find . | cpio -o -H newc > ../initrd     # re-pack initrd
cd ..
mkimage -A arm -O linux -T ramdisk -d initrd uInitrd. # convert to u-boot's format
And you will have your new initrd in as /tmp/uInitrd. There are other binaries in initrd, you can consult its README to see what they are, and if you're so inclined you can build ARM version of those binaries and replace them too - but what I explained above is the *minimum* necessary.

How to use the initrd

  1. Firstly, you need to use the new kernel. Copy the uImage from /path/to/linux-sunxi/kernel/arch/arm/boot/uImage to the FAT partition.
  2. Second, copy the uInitrd --- also to the FAT partition
  3. Lastly, you will need to edit your boot.cmd to tell it to load the uInitrd. The modified boot.cmd should look like this:
    fatload mmc 0 0x43000000 script.bin
    fatload mmc 0 0x48000000 uImage
    if fatload mmc 0 0x43100000 uInitrd; then
    	bootm 0x48000000 0x43100000;
    	bootm 0x48000000;
    Remember to re-create your boot.scr after you change boot.cmd. Basically that that boot.cmd means is to try to load uInitrd to address 0x43100000, and if it works then used it, otherwise don't use it.

    This way, you can use the same boot.cmd with or without initrd.

That's all - next step is to boot the SD Card and see if it uses the initrd. If it does, you will be greeted with a login prompt. Login as root user, without password.

Note: Unlike in the desktop, where the boot loader (grub or syslinux) decides where to load initrd, here with u-boot we have to determine the address ourselves, for example, I loaded it at physical address 0x43100000. This requires us to know the intricate memory map used by *both* the SoC and the board; because you can't just load it to any arbirtrary location and expect it to work :(

For Mele A1000 (512 MB):

Note: We loaded initrd at 0x43100000, because I disable Mali, VE and G2D modules when I boot so that I can use more memory (I can use up to 504MB out of that 512MB; if I enable all these stuff I only have 320MB free - yuck!) If you enable them you may need to load initrd elsewhere (0x50000000 sounds good too).

Next: Going Native

Building busybox for Fatdog initrd

Fatdog initrd expects a rather complete collections of applet in busybox; and as well as the guess_fstype binary from here (password needed - check Puppy Linux forum for it). If you can't get the configuration from Fatdog64's busybox, then use the following configuration and patches. The patches is against git version of busybox, commit 6651e4260955d159e6a4f794d0a69c1b3f8e670c.

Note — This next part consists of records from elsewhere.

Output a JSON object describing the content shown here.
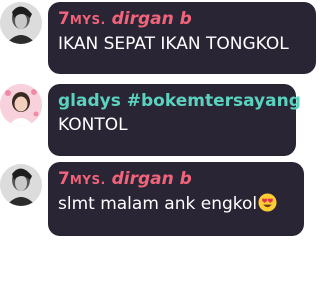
{
  "messages": [
    {
      "author_prefix": "7",
      "author_small": "MYS.",
      "author_name": "dirgan b",
      "author_color": "#f2637a",
      "text": "IKAN SEPAT IKAN TONGKOL",
      "avatar_icon": "profile-photo-icon"
    },
    {
      "author_prefix": "gladys",
      "author_small": "",
      "author_name": "#bokemtersayang",
      "author_color": "#5ad2be",
      "text": "KONTOL",
      "avatar_icon": "profile-photo-icon"
    },
    {
      "author_prefix": "7",
      "author_small": "MYS.",
      "author_name": "dirgan b",
      "author_color": "#f2637a",
      "text": "slmt malam ank engkol",
      "emoji": "heart-eyes-emoji-icon",
      "avatar_icon": "profile-photo-icon"
    }
  ],
  "colors": {
    "bubble": "#2a2535",
    "text": "#ffffff",
    "background": "#ffffff"
  }
}
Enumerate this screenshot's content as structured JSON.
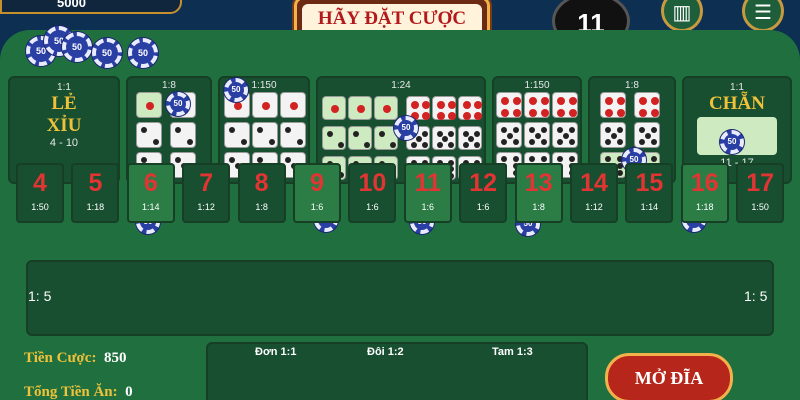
{
  "header": {
    "balance": "5000",
    "title": "HÃY ĐẶT CƯỢC",
    "timer": "11"
  },
  "big_bets": {
    "small": {
      "odds": "1:1",
      "label1": "LẺ",
      "label2": "XỈU",
      "range": "4 - 10"
    },
    "big": {
      "odds": "1:1",
      "label1": "CHẴN",
      "range": "11 - 17"
    }
  },
  "combo_odds": [
    "1:8",
    "1:150",
    "1:24",
    "1:150",
    "1:8"
  ],
  "numbers": [
    {
      "n": "4",
      "o": "1:50"
    },
    {
      "n": "5",
      "o": "1:18"
    },
    {
      "n": "6",
      "o": "1:14"
    },
    {
      "n": "7",
      "o": "1:12"
    },
    {
      "n": "8",
      "o": "1:8"
    },
    {
      "n": "9",
      "o": "1:6"
    },
    {
      "n": "10",
      "o": "1:6"
    },
    {
      "n": "11",
      "o": "1:6"
    },
    {
      "n": "12",
      "o": "1:6"
    },
    {
      "n": "13",
      "o": "1:8"
    },
    {
      "n": "14",
      "o": "1:12"
    },
    {
      "n": "15",
      "o": "1:14"
    },
    {
      "n": "16",
      "o": "1:18"
    },
    {
      "n": "17",
      "o": "1:50"
    }
  ],
  "pair_odds": "1: 5",
  "chip_value": "50",
  "info": {
    "bet_label": "Tiền Cược:",
    "bet_value": "850",
    "win_label": "Tổng Tiền Ăn:",
    "win_value": "0"
  },
  "single_bets": {
    "don": "Đơn 1:1",
    "doi": "Đôi 1:2",
    "tam": "Tam 1:3"
  },
  "open_button": "MỞ ĐĨA",
  "colors": {
    "felt": "#20703f",
    "cell": "#174f30",
    "gold": "#f0c23a",
    "red": "#e33434"
  }
}
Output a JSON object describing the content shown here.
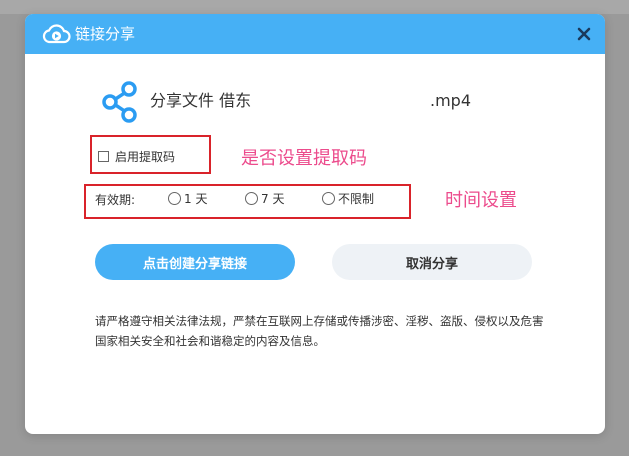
{
  "dialog": {
    "title": "链接分享",
    "close_icon": "close-icon"
  },
  "file": {
    "label": "分享文件 借东",
    "extension": ".mp4",
    "icon": "share-icon"
  },
  "options": {
    "enable_password_label": "启用提取码",
    "enable_password_checked": false,
    "validity_label": "有效期:",
    "validity_options": [
      "1 天",
      "7 天",
      "不限制"
    ]
  },
  "annotations": {
    "password_note": "是否设置提取码",
    "time_note": "时间设置",
    "color": "#ec4b8c",
    "box_color": "#d9232a"
  },
  "buttons": {
    "create_label": "点击创建分享链接",
    "cancel_label": "取消分享"
  },
  "notice": "请严格遵守相关法律法规，严禁在互联网上存储或传播涉密、淫秽、盗版、侵权以及危害国家相关安全和社会和谐稳定的内容及信息。",
  "colors": {
    "accent": "#46b0f5",
    "secondary_button": "#eef2f6"
  }
}
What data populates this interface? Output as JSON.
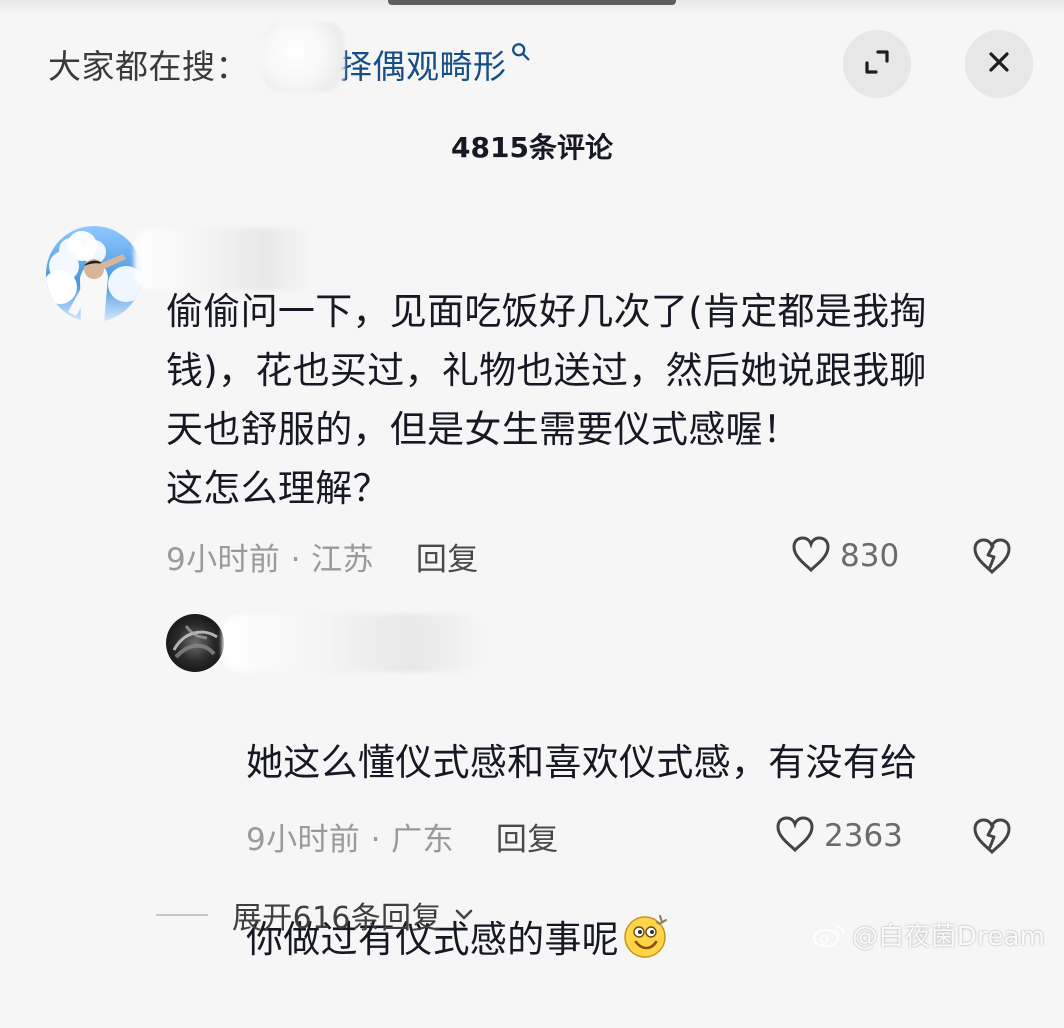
{
  "header": {
    "search_prefix": "大家都在搜：",
    "search_term": "择偶观畸形",
    "comment_count": "4815条评论"
  },
  "comments": [
    {
      "text": "偷偷问一下，见面吃饭好几次了(肯定都是我掏\n钱)，花也买过，礼物也送过，然后她说跟我聊\n天也舒服的，但是女生需要仪式感喔！\n这怎么理解？",
      "time_location": "9小时前 · 江苏",
      "reply_label": "回复",
      "like_count": "830"
    }
  ],
  "reply": {
    "line1": "她这么懂仪式感和喜欢仪式感，有没有给",
    "line2": "你做过有仪式感的事呢",
    "time_location": "9小时前 · 广东",
    "reply_label": "回复",
    "like_count": "2363"
  },
  "expand": {
    "label": "展开616条回复"
  },
  "watermark": {
    "text": "@白夜菌Dream"
  },
  "icons": {
    "search": "search-icon",
    "expand": "expand-icon",
    "close": "close-icon",
    "heart": "heart-icon",
    "broken_heart": "broken-heart-icon",
    "chevron": "chevron-down-icon",
    "emoji": "smile-emoji-icon"
  },
  "colors": {
    "background": "#f6f6f6",
    "primary_text": "#161823",
    "secondary_text": "#9a9a9a",
    "search_term": "#164f86",
    "control_background": "#e7e7e7"
  }
}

The patch fix a minor problem with awk and md5sum; and will also create guess_fstype applet.

Note that the configuration above includes way more applets than what is minimally needed for Fatdog initrd.